Maryland is switching to new online standardized tests, but the change comes with a hefty price tag.
According The Baltimore Sun, Maryland’s public schools would have to make $100 million dollars in upgrades to administer the new exams, which are aligned with the new Common Core standards.
The paper quotes from a new Maryland Department of Education report to the General Assembly.
The tests are required by the state by the spring of 2015 and some schools are already claiming they would have to purchase thousands of new computers – and make space for them — to make it happen.

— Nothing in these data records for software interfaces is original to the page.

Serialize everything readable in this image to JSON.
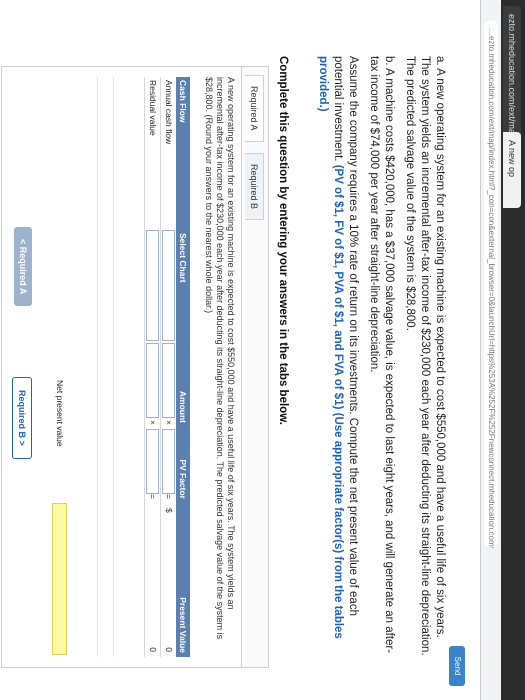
{
  "browser": {
    "tab_1": "ezto.mheducation.com/ext/map/index.html",
    "tab_2": "A new op",
    "url": "…ezto.mheducation.com/ext/map/index.html?_con=con&external_browser=0&launchUrl=https%253A%252F%252Fnewconnect.mheducation.com%252Fflow%252Fconnect.html"
  },
  "toolbar": {
    "send_label": "Send"
  },
  "question": {
    "a_text": "a. A new operating system for an existing machine is expected to cost $550,000 and have a useful life of six years. The system yields an incremental after-tax income of $230,000 each year after deducting its straight-line depreciation. The predicted salvage value of the system is $28,800.",
    "b_text": "b. A machine costs $420,000, has a $37,000 salvage value, is expected to last eight years, and will generate an after-tax income of $74,000 per year after straight-line depreciation.",
    "assume_text": "Assume the company requires a 10% rate of return on its investments. Compute the net present value of each potential investment.",
    "links_text": "(PV of $1, FV of $1, PVA of $1, and FVA of $1) (Use appropriate factor(s) from the tables provided.)"
  },
  "instruction": "Complete this question by entering your answers in the tabs below.",
  "tabs": {
    "required_a": "Required A",
    "required_b": "Required B"
  },
  "prompt": "A new operating system for an existing machine is expected to cost $550,000 and have a useful life of six years. The system yields an incremental after-tax income of $230,000 each year after deducting its straight-line depreciation. The predicted salvage value of the system is $28,800. (Round your answers to the nearest whole dollar.)",
  "grid": {
    "headers": {
      "cash_flow": "Cash Flow",
      "select_chart": "Select Chart",
      "amount": "Amount",
      "pv_factor": "PV Factor",
      "present_value": "Present Value"
    },
    "rows": [
      {
        "label": "Annual cash flow",
        "op": "×",
        "eq": "=",
        "currency": "$",
        "present_value": "0"
      },
      {
        "label": "Residual value",
        "op": "×",
        "eq": "=",
        "currency": "",
        "present_value": "0"
      }
    ],
    "npv_label": "Net present value"
  },
  "nav": {
    "prev_label": "< Required A",
    "next_label": "Required B >"
  },
  "colors": {
    "header_blue": "#5a7fb0",
    "link_blue": "#1e63b8",
    "highlight_yellow": "#fffaa0"
  }
}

In March, one classroom in each school in the state will field test the new exams, which are supposed to be more rigorous than the current tests, and are called the Partnership for Assessment of Readiness for College and Careers. The exams will take place over the course of nine days and students will be tested for nearly twice as many hours.
“The big takeaway was that the biggest impediment to making sure that the PARCC tests come off a year from now, without the kind of problems we’ve had with the health exchange website, is too many of the counties are too far behind in investing in their digital infrastructure,” said Sen. James C. Rosapepe, a member of the Education, Health and Environmental Affairs Committee whose district includes parts of Anne Arundel and Prince George’s counties.
Baltimore County schools superintendent Dallas Dance previously said that Common Core is “building the plane as we fly it.”
Quinton is a native South Carolinian who has lived in Baltimore since 2006. He is a recent convert to the Catholic Church and is active in the Knights of Columbus. He has been involved in the pro-life movement nationally and locally since 2010.
Quinton is a veteran who served as an intelligence analyst in the Army National Guard. He is also an Eagle Scout.